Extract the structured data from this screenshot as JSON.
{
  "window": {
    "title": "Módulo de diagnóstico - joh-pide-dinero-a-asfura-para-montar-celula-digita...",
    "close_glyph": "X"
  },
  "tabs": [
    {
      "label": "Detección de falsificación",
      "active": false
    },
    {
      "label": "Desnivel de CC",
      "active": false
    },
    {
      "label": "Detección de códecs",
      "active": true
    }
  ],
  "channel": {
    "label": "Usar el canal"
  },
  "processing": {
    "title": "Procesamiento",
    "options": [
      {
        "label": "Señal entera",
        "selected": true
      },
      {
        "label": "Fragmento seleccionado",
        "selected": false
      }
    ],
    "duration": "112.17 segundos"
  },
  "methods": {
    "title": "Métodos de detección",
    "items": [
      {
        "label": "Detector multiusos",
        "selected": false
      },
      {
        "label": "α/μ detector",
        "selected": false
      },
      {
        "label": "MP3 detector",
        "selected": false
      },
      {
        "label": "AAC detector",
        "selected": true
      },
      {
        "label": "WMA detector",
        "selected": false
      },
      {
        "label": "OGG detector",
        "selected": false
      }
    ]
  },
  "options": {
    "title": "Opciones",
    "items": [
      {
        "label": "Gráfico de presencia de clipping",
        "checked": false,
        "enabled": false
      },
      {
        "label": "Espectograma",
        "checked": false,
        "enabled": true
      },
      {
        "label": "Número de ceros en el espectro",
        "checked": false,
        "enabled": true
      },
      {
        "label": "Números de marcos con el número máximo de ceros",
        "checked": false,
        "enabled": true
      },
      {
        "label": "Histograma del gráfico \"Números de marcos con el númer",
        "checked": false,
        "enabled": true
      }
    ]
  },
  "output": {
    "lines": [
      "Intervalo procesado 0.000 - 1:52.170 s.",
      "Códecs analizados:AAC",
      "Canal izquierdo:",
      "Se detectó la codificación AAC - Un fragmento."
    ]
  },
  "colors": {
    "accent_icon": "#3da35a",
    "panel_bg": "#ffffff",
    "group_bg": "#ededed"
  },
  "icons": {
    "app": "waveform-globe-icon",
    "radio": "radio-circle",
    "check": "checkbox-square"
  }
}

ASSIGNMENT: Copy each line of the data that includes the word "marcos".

RESULT OF THE EXERCISE:
        "label": "Números de marcos con el número máximo de ceros",
        "label": "Histograma del gráfico \"Números de marcos con el númer",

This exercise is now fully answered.